On Monday, April 23, the Age Group Online Qualifier (AGOQ) official wrapped up. For those who weren’t paying attention, the AGOQ is the second stage of competition inviting theta 200 athletes in each of the teen and masters age divisions to compete for one of 20 spots at the CrossFit Games.
Last week, we took a look at events 1 and 2.
Note: For purposes of analysis, we combined all athletes completing these workouts RX (Teens 16-17, Masters 35-54) together to examine performance.
50 wall-ball shots (20/14)
50 foot handstand walk
50 cal row
50 foot handstand walk
Handstand walking, not double-unders is a huge limitation among athletes, especially females, who struggled the most with the first set. Each peak on the graph is represented by the handstand walk hurdle: 150-160 reps for set one, 410-420 on set two, 670-680 on set three and 930-940 on set four. A combined 132 athletes could not complete one full round: 33 men and 99 women.
- The average male qualifier completed 814 reps, while the average female qualifier completed 745 reps.
- Only seven athletes completed two full rounds. All were males.
Fig. 1: Event 3 Performance RX
A breakdown of all male and female athletes in the Teen 16-17 and Masters 35-54 divisions’ performance on Event 3. The flags represent the average performance of athletes who qualified for the Games. The dotted lines represent the poorest performance of a qualifying athlete.
9 handstand push-ups
Snatches, not handstand push-ups were the limiting factor. At a prescribed weight of 165/115 pounds for three reps, hundreds of male and female athletes simply could not successfully lift the weight. A combined 384 athletes could not complete the second round of snatches: 93 men and 282 women.
The average male qualifier completed 81 reps or 4 rounds + the handstand push-ups. The average female qualifier completed 4 rounds + 4 handstand push-ups.
Fig. 2: Event 4 Performance RX
A breakdown of all male and female athletes in the Teen 16-17 and Masters 35-54 divisions’ performance on Event 4. The flags represent the average performance of athletes who qualified for the Games.

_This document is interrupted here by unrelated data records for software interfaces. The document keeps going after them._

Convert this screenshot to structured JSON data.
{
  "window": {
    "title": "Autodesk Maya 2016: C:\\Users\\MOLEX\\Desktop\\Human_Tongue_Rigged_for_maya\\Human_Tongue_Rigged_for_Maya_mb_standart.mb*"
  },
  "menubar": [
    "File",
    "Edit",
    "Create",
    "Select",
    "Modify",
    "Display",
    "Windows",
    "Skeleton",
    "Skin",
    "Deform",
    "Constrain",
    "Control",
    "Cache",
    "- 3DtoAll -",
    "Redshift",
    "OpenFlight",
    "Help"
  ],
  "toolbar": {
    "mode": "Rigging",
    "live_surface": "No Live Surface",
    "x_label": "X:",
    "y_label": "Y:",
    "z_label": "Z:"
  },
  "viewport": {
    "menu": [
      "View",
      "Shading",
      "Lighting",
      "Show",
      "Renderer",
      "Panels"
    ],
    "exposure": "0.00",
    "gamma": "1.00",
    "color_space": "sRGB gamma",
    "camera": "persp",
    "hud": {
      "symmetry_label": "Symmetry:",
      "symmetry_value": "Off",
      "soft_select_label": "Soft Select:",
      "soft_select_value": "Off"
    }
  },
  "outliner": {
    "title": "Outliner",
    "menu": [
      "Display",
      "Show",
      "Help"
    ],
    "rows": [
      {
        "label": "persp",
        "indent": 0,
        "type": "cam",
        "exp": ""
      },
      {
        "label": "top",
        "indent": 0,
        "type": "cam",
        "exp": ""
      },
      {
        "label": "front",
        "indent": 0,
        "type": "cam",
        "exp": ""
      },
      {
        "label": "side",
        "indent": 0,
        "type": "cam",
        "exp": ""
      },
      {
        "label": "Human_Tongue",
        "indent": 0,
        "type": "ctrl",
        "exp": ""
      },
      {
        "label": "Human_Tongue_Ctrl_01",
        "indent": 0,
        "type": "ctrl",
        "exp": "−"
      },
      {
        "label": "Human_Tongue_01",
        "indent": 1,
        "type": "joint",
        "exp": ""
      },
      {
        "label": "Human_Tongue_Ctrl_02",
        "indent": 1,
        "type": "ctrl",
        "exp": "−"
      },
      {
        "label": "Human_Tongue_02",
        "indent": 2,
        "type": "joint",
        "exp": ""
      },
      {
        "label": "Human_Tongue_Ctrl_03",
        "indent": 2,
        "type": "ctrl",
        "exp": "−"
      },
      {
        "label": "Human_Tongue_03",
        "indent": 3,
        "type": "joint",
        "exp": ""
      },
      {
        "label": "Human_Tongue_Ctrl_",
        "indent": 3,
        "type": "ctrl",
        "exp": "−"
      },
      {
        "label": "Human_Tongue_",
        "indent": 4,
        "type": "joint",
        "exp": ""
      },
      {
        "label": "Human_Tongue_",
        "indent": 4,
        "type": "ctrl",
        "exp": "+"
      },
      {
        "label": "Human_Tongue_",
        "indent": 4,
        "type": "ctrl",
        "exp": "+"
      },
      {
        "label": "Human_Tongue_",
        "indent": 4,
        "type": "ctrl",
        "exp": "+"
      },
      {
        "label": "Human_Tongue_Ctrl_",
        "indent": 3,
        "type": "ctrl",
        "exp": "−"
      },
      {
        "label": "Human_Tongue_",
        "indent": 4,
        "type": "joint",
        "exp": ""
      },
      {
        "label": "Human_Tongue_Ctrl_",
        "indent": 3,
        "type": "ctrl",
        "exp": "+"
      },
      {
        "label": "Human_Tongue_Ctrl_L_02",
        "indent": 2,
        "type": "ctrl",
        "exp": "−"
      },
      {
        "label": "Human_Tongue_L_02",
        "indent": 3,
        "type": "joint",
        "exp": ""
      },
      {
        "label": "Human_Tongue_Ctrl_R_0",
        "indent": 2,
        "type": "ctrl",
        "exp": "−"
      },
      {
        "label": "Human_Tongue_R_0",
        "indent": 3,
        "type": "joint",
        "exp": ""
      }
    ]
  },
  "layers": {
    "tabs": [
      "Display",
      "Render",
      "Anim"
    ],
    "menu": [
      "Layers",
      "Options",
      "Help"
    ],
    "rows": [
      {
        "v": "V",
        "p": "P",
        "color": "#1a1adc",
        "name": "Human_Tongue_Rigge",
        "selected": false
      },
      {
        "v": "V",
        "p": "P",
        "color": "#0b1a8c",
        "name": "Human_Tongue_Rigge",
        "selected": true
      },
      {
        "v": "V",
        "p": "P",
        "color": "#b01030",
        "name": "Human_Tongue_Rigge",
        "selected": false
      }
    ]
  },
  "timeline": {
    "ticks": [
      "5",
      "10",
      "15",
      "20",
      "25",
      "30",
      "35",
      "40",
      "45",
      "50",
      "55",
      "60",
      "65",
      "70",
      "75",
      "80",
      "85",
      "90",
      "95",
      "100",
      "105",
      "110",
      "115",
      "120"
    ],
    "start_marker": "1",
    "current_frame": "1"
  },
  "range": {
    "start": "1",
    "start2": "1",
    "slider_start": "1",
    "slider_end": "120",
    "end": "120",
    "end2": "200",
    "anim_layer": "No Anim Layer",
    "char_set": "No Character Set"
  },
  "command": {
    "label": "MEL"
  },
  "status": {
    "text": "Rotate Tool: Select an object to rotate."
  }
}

The dotted lines represent the poorest performance of a qualifying athlete.
- Lynne Knapman qualified for her 9th CrossFit Games, making her the only masters athlete to compete in every masters competition at the CrossFit Games.
- Ron Ortiz qualified for his 8th straight CrossFit Games, which is the longest streak of any male masters athlete.